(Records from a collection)
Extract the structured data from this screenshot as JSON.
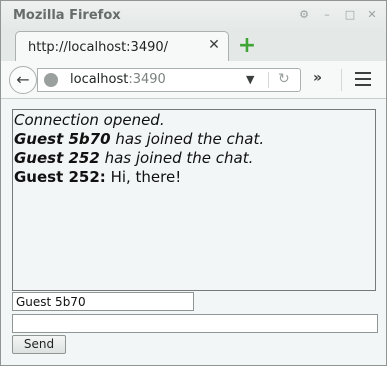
{
  "window": {
    "title": "Mozilla Firefox"
  },
  "tab": {
    "label": "http://localhost:3490/",
    "close_glyph": "✕",
    "new_tab_glyph": "+"
  },
  "navbar": {
    "url_host": "localhost",
    "url_port": ":3490",
    "overflow_glyph": "»"
  },
  "chat": {
    "lines": [
      {
        "kind": "status",
        "text": "Connection opened."
      },
      {
        "kind": "join",
        "user": "Guest 5b70",
        "text": " has joined the chat."
      },
      {
        "kind": "join",
        "user": "Guest 252",
        "text": " has joined the chat."
      },
      {
        "kind": "message",
        "user": "Guest 252:",
        "text": " Hi, there!"
      }
    ]
  },
  "form": {
    "name_value": "Guest 5b70",
    "message_value": "",
    "send_label": "Send"
  },
  "icons": {
    "back": "back-arrow-icon",
    "site": "globe-icon",
    "dropdown": "chevron-down-icon",
    "reload": "reload-icon",
    "menu": "hamburger-menu-icon",
    "new_tab": "plus-icon"
  },
  "colors": {
    "new_tab_accent": "#3fa535",
    "page_background": "#f2f6f6"
  }
}
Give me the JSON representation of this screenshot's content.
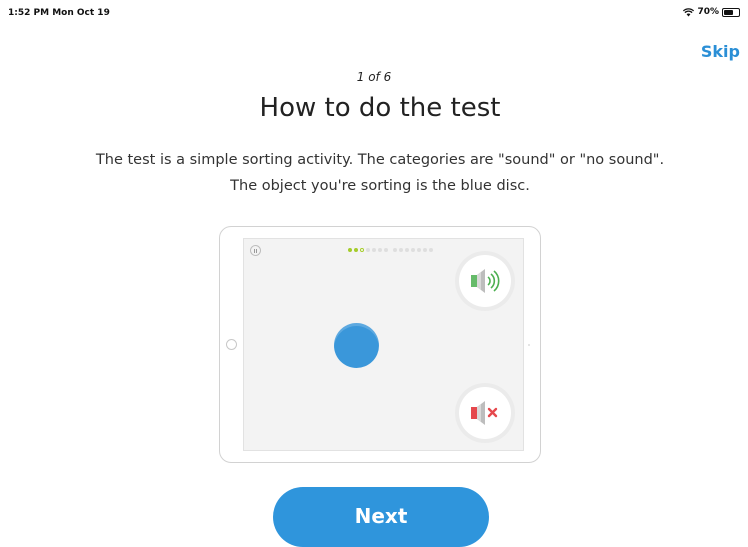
{
  "status_bar": {
    "time": "1:52 PM  Mon Oct 19",
    "battery_percent": "70%",
    "battery_level": 0.7,
    "wifi_icon": "wifi-icon",
    "battery_icon": "battery-icon"
  },
  "header": {
    "skip_label": "Skip"
  },
  "main": {
    "step": "1 of 6",
    "title": "How to do the test",
    "description_line1": "The test is a simple sorting activity. The categories are \"sound\" or \"no sound\".",
    "description_line2": "The object you're sorting is the blue disc."
  },
  "illustration": {
    "progress_total": 14,
    "progress_completed": 2,
    "progress_current": 3,
    "sound_icon": "speaker-sound-icon",
    "no_sound_icon": "speaker-muted-icon",
    "disc_color": "#3a97da",
    "sound_color": "#4caf50",
    "mute_color": "#e5484d"
  },
  "footer": {
    "next_label": "Next"
  },
  "colors": {
    "accent": "#2f95dc",
    "progress": "#a5cc2a"
  }
}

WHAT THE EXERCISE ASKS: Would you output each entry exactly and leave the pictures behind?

ANSWER TO THE EXERCISE:
Extract the structured data from this screenshot as JSON.
{
  "window": {
    "title": "Mozilla Firefox"
  },
  "tab": {
    "label": "http://localhost:3490/",
    "close_glyph": "✕",
    "new_tab_glyph": "+"
  },
  "navbar": {
    "url_host": "localhost",
    "url_port": ":3490",
    "overflow_glyph": "»"
  },
  "chat": {
    "lines": [
      {
        "kind": "status",
        "text": "Connection opened."
      },
      {
        "kind": "join",
        "user": "Guest 5b70",
        "text": " has joined the chat."
      },
      {
        "kind": "join",
        "user": "Guest 252",
        "text": " has joined the chat."
      },
      {
        "kind": "message",
        "user": "Guest 252:",
        "text": " Hi, there!"
      }
    ]
  },
  "form": {
    "name_value": "Guest 5b70",
    "message_value": "",
    "send_label": "Send"
  },
  "icons": {
    "back": "back-arrow-icon",
    "site": "globe-icon",
    "dropdown": "chevron-down-icon",
    "reload": "reload-icon",
    "menu": "hamburger-menu-icon",
    "new_tab": "plus-icon"
  },
  "colors": {
    "new_tab_accent": "#3fa535",
    "page_background": "#f2f6f6"
  }
}
Give me the JSON representation of this screenshot's content.
{
  "status_bar": {
    "time": "1:52 PM  Mon Oct 19",
    "battery_percent": "70%",
    "battery_level": 0.7,
    "wifi_icon": "wifi-icon",
    "battery_icon": "battery-icon"
  },
  "header": {
    "skip_label": "Skip"
  },
  "main": {
    "step": "1 of 6",
    "title": "How to do the test",
    "description_line1": "The test is a simple sorting activity. The categories are \"sound\" or \"no sound\".",
    "description_line2": "The object you're sorting is the blue disc."
  },
  "illustration": {
    "progress_total": 14,
    "progress_completed": 2,
    "progress_current": 3,
    "sound_icon": "speaker-sound-icon",
    "no_sound_icon": "speaker-muted-icon",
    "disc_color": "#3a97da",
    "sound_color": "#4caf50",
    "mute_color": "#e5484d"
  },
  "footer": {
    "next_label": "Next"
  },
  "colors": {
    "accent": "#2f95dc",
    "progress": "#a5cc2a"
  }
}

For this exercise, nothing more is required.